(Beginning of RAW DATA)
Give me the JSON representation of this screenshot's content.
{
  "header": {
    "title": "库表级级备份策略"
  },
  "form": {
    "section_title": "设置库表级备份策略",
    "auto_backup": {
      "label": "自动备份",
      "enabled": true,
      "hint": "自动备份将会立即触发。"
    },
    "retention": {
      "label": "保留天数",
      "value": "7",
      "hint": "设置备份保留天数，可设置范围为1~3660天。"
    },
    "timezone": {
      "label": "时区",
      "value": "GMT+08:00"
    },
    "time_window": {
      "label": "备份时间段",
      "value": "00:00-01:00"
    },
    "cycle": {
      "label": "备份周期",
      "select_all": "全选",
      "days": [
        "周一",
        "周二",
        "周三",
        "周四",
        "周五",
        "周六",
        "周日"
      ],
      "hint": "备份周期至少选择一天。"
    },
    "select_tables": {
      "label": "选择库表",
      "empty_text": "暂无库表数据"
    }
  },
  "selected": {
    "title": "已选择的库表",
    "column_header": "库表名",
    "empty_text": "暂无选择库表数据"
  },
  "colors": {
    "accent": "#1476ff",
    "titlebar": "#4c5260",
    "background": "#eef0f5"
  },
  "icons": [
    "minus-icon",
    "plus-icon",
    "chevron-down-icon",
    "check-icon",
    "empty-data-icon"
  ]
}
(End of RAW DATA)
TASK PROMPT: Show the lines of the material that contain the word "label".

THE COMPLETED TASK:
      "label": "自动备份",
      "label": "保留天数",
      "label": "时区",
      "label": "备份时间段",
      "label": "备份周期",
      "label": "选择库表",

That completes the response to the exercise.